It might be marketing 101, but it’s so often ignored. Within your marketing material you need to convey one compelling and clearly defined message about your sustainability credentials. Every company has multiple internal stakeholders all wanting to have their voices heard, but your job is to distill those points of view into a succinct and easily digestible message. You won’t be able to make everyone happy all of the time, but if you focus on creating an easily understood proposition, you’ll immediately have an advantage over many of your more confused competitors.
Do: be transparent about your sustainability efforts.
Don’t: greenwash your products or services by making unsupportable claims.
Create a lasting relationship with consumers
Whatever your business, there are few companies that won’t benefit from building trust with their audience. You can do this by creating a long-term marketing plan (looking many years ahead, not just for the next 12 months) and then sticking to it. You’ll be more consistent and better able to tell stories that support your strategy and business objectives.
Do: be consistent in your communications and listen to your customers.
Don’t: create one-off pieces of communications that lack context.
This article has so far talked only about communications aimed at your customers, but there’s no doubt that change happens from within, by talking to your staff and suppliers. By building sustainability into your organisation’s culture you can lay the groundwork for a better articulation of your external communication. And let’s not forget the operational benefits, like lower costs.
Do: sell the idea of sustainability to your staff, suppliers and clients.
Don’t: start an internal sustainability drive without supporting with regular communications.
The greater the number of your products that are sustainably sourced, the bigger the benefits to your company and your consumers. Instead of offering a niche line of products for higher-end consumers, going large-scale on your operations will yield a lower cost per item and will help mainstream the products and the message.
Do: expand your line of sustainable products.
Don’t: limit your sustainable products to niche or low volume product lines.
If you’re not already, work with an organisation like FSC to ensure you are getting the best from your certification status. FSC has the marketing power to help you get your message out to consumers and companies in ways you may not yet have discovered. Moreover, there are increasing examples of cross-industry working groups and alliances pooling resources and doing the right thing: telling the world that responsibly and sustainably sourced products are better in every way than the alternatives.
Do: join with other organisations and promote the advantages of sustainability. Even if they are competitors, you will all reap the benefits.
Don’t: ignore the potential of collaboration, especially if your past methods have not succeeded.
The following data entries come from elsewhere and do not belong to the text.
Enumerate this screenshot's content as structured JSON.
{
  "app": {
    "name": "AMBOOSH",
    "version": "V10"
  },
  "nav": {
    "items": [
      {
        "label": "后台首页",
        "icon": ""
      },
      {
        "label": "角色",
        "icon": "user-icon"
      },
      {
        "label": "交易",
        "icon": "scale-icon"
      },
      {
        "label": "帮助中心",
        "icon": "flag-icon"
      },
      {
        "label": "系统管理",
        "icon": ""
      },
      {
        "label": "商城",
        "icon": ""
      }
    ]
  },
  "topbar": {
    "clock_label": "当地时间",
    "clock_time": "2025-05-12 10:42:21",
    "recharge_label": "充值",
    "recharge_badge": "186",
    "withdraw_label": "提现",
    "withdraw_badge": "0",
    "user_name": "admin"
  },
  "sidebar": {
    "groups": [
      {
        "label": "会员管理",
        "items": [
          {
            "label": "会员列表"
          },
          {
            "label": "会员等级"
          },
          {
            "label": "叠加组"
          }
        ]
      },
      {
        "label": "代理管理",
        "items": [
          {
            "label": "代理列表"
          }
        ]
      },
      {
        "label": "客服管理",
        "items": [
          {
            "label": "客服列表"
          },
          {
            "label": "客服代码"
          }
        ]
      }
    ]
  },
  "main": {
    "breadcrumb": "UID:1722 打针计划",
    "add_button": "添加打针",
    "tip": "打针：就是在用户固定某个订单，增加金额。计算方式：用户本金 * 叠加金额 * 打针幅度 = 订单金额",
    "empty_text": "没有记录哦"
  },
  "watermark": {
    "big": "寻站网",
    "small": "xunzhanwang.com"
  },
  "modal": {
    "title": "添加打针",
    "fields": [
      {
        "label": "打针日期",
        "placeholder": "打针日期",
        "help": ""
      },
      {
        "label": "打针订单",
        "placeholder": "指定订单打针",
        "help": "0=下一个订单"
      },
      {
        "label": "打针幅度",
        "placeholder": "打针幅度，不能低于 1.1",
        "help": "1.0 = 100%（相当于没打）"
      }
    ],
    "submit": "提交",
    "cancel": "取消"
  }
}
I hope these tips are helpful, but of course they are only the start. There is a lot of work to do to continue building trust with consumers and mainstreaming the message that paying that little bit extra for a sustainable product is worth it.
We may only be marketers, but as Barack Obama said, we are all part of the solution – perhaps the last generation that can make a difference. And that means we all have a part to play in helping secure the future of our planet.